There’s a great interview with Carine Roitfeld, post her departure as editor-in-chief of Paris Vogue, by Dirk Standen as part of the Future of Fashion series over at Style.com,

“A lot of things have changed, and when you’re working you don’t see all these things changing. But when you stop, you can see it. You have to understand the new way of working with fashion,” she said.

Inevitably, she referred to the internet…

“Everything is going so quick now with the Internet, with the blogs. It’s very important. There are two possibilities; either you go very quick to the Internet or you go to magazines and you make it like a collector’s item. [I still think] it’s very normal to have all these fashion weeks and to go to all these shows. Can you show them through movies? I don’t think this is possible. It’s very exciting to be at the runway, to hear the music, to feel the atmosphere, to feel what people like or don’t like. Even if there are too many shows—I would love if there were less shows—I think we have to live with the shows. But after, maybe there is another way to make fashion stories.”

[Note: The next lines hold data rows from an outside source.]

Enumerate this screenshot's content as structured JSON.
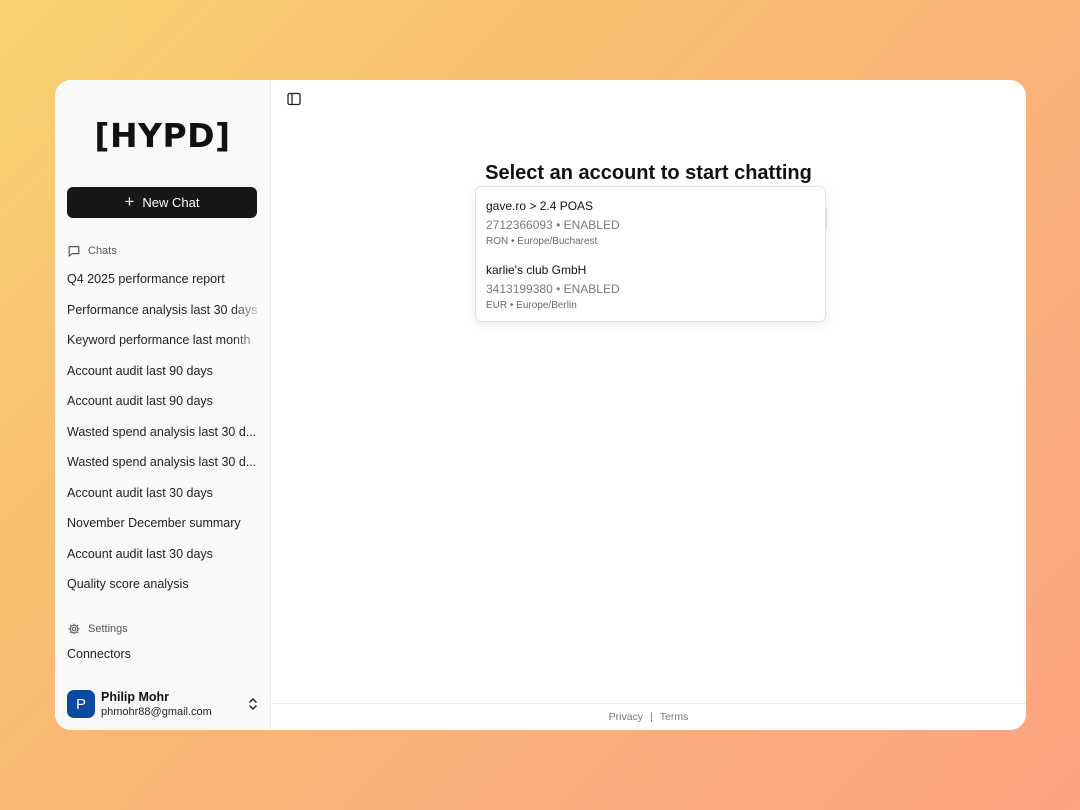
{
  "app": {
    "logo": "[HYPD]"
  },
  "sidebar": {
    "new_chat_label": "New Chat",
    "chats_heading": "Chats",
    "chats": [
      "Q4 2025 performance report",
      "Performance analysis last 30 days",
      "Keyword performance last month",
      "Account audit last 90 days",
      "Account audit last 90 days",
      "Wasted spend analysis last 30 d...",
      "Wasted spend analysis last 30 d...",
      "Account audit last 30 days",
      "November December summary",
      "Account audit last 30 days",
      "Quality score analysis"
    ],
    "settings_heading": "Settings",
    "connectors_label": "Connectors",
    "user": {
      "initial": "P",
      "name": "Philip Mohr",
      "email": "phmohr88@gmail.com"
    }
  },
  "main": {
    "title": "Select an account to start chatting",
    "accounts": [
      {
        "name": "gave.ro > 2.4 POAS",
        "id_status": "2712366093 • ENABLED",
        "meta": "RON • Europe/Bucharest"
      },
      {
        "name": "karlie's club GmbH",
        "id_status": "3413199380 • ENABLED",
        "meta": "EUR • Europe/Berlin"
      }
    ]
  },
  "footer": {
    "privacy": "Privacy",
    "separator": "|",
    "terms": "Terms"
  },
  "colors": {
    "accent_button": "#171717",
    "avatar": "#0b4aa0"
  },
  "icons": {
    "new_chat": "plus-icon",
    "chats": "chat-bubble-icon",
    "settings": "gear-icon",
    "user_menu": "chevron-up-down-icon",
    "sidebar_toggle": "sidebar-panel-icon"
  }
}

Having said that, she was fairly pro Tom Ford’s exclusivity strategy:

“I think it was very smart of him, just 100 journalists in his shop, and he was talking about each model and he had a sense of humor, so you see a lot of people laughing, which is fun… He did totally the contrary of everyone else and he made a big buzz, a big excitement. I think it was good not to see the [clothes] afterwards immediately on the blogs. For the editors, you feel more VIP, and it makes the buzz bigger and everyone knows about the Tom Ford collection. And really nothing came out. It was very controlled.”

Read the full interview, here.